Games continue to generate the most revenue of any app category, and Juniper expects that will continue to be the case over the next five years. Lifestyle applications will be the fastest growing category of apps, however. Overall mobile app revenue will reach $99 billion by 2019, according to Juniper’s “Apps & App Stores: Market Trends &-Forecasts: 2015-2019.”
Mobile use of dating applications is on the rise, Juniper points out: four of the top 20 grossing iOS apps in the U.K. – Match.com, Zoosk, Tinder and Plenty of Fish – in early 2015 were dating apps.
Mobile App Forecast

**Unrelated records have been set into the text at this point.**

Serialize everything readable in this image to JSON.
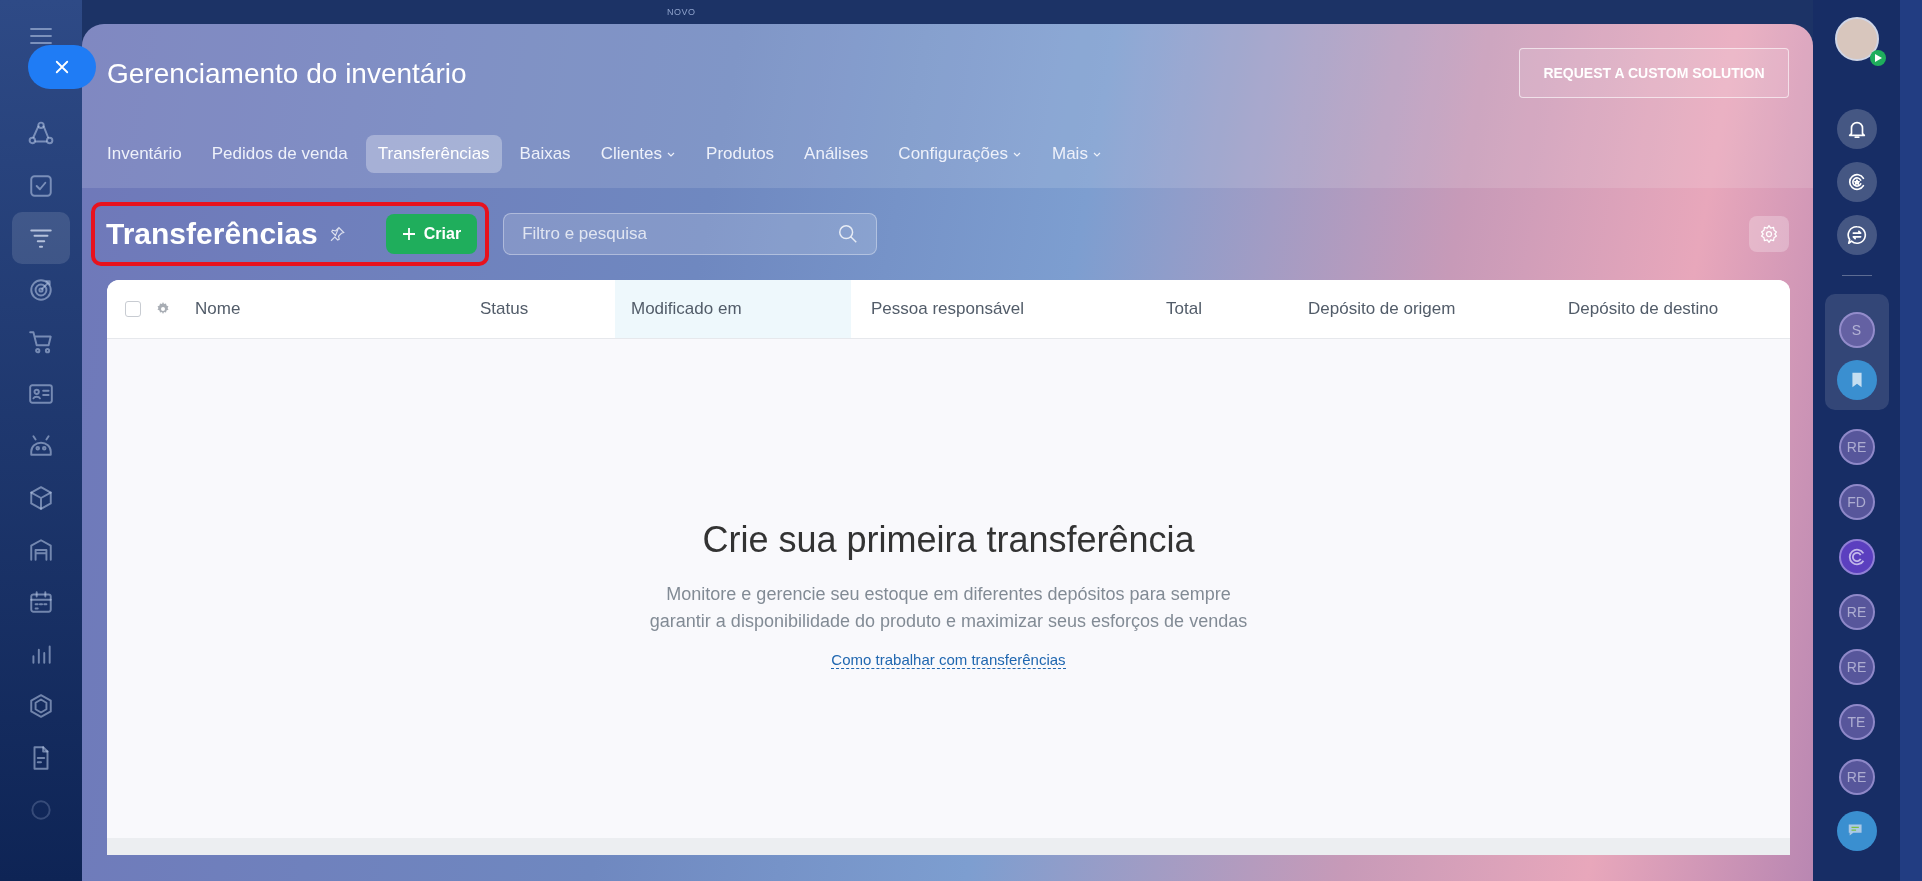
{
  "top_bar": {
    "badge": "NOVO"
  },
  "left_nav": {
    "items": [
      {
        "kind": "nodes",
        "selected": false
      },
      {
        "kind": "task",
        "selected": false
      },
      {
        "kind": "funnel",
        "selected": true
      },
      {
        "kind": "target",
        "selected": false
      },
      {
        "kind": "cart",
        "selected": false
      },
      {
        "kind": "card",
        "selected": false
      },
      {
        "kind": "robot",
        "selected": false
      },
      {
        "kind": "box",
        "selected": false
      },
      {
        "kind": "warehouse",
        "selected": false
      },
      {
        "kind": "calendar",
        "selected": false
      },
      {
        "kind": "chart",
        "selected": false
      },
      {
        "kind": "hexagon",
        "selected": false
      },
      {
        "kind": "document",
        "selected": false
      },
      {
        "kind": "faint",
        "selected": false
      }
    ]
  },
  "header": {
    "title": "Gerenciamento do inventário",
    "action_button": "REQUEST A CUSTOM SOLUTION"
  },
  "tabs": [
    {
      "label": "Inventário",
      "selected": false,
      "has_menu": false
    },
    {
      "label": "Pedidos de venda",
      "selected": false,
      "has_menu": false
    },
    {
      "label": "Transferências",
      "selected": true,
      "has_menu": false
    },
    {
      "label": "Baixas",
      "selected": false,
      "has_menu": false
    },
    {
      "label": "Clientes",
      "selected": false,
      "has_menu": true
    },
    {
      "label": "Produtos",
      "selected": false,
      "has_menu": false
    },
    {
      "label": "Análises",
      "selected": false,
      "has_menu": false
    },
    {
      "label": "Configurações",
      "selected": false,
      "has_menu": true
    },
    {
      "label": "Mais",
      "selected": false,
      "has_menu": true
    }
  ],
  "toolbar": {
    "title": "Transferências",
    "create_button": "Criar",
    "search": {
      "placeholder": "Filtro e pesquisa"
    }
  },
  "table": {
    "select_all": {
      "checked": false
    },
    "columns": [
      {
        "label": "Nome",
        "sorted": false
      },
      {
        "label": "Status",
        "sorted": false
      },
      {
        "label": "Modificado em",
        "sorted": true
      },
      {
        "label": "Pessoa responsável",
        "sorted": false
      },
      {
        "label": "Total",
        "sorted": false
      },
      {
        "label": "Depósito de origem",
        "sorted": false
      },
      {
        "label": "Depósito de destino",
        "sorted": false
      }
    ]
  },
  "empty_state": {
    "heading": "Crie sua primeira transferência",
    "description": "Monitore e gerencie seu estoque em diferentes depósitos para sempre garantir a disponibilidade do produto e maximizar seus esforços de vendas",
    "link": "Como trabalhar com transferências"
  },
  "right_bar": {
    "items": [
      {
        "kind": "avatar"
      },
      {
        "kind": "bell"
      },
      {
        "kind": "copilot"
      },
      {
        "kind": "chat-swap"
      },
      {
        "kind": "divider"
      }
    ],
    "pinned": [
      {
        "kind": "initials",
        "text": "S"
      },
      {
        "kind": "bookmark"
      }
    ],
    "chats": [
      {
        "kind": "initials",
        "text": "RE"
      },
      {
        "kind": "initials",
        "text": "FD"
      },
      {
        "kind": "copilot-round"
      },
      {
        "kind": "initials",
        "text": "RE"
      },
      {
        "kind": "initials",
        "text": "RE"
      },
      {
        "kind": "initials",
        "text": "TE"
      },
      {
        "kind": "initials",
        "text": "RE"
      },
      {
        "kind": "messages"
      }
    ]
  }
}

Navigation app providers meanwhile have been shifting from “freemium” to pay per download (PPD) business models. Many navigation app providers now charge a high one-time price – as much as $50 or more – to download their apps, according to Juniper. The market research company expects navigation app providers’ business models will shift again, this time to subscription-based business models “with features including live traffic updates allowing for ongoing revenue streams.”
Other highlights of Juniper’s latest app research report include:
- More than 235bn apps will be downloaded worldwide this year;
- Baidu is now the second-largest storefront behind Google;
- Barely 1% of applications are now paid for at the point of download.
Turning to app storefronts, the vast bulk of network operators have concluded they can’t compete with Apple and Google. Network-operator app storefronts accounted for less than two percent of worldwide app downloads, according to Juniper.
“Operators have finally recognized that they cannot compete with Apple and Google from a content distribution basis. If they are to monetize content, that revenue has to come from bundling content into subscriptions or through leveraging the billing relationship,” Dr. Windsor Holden, author of “The App Landscape Today,” was quoted in a press release.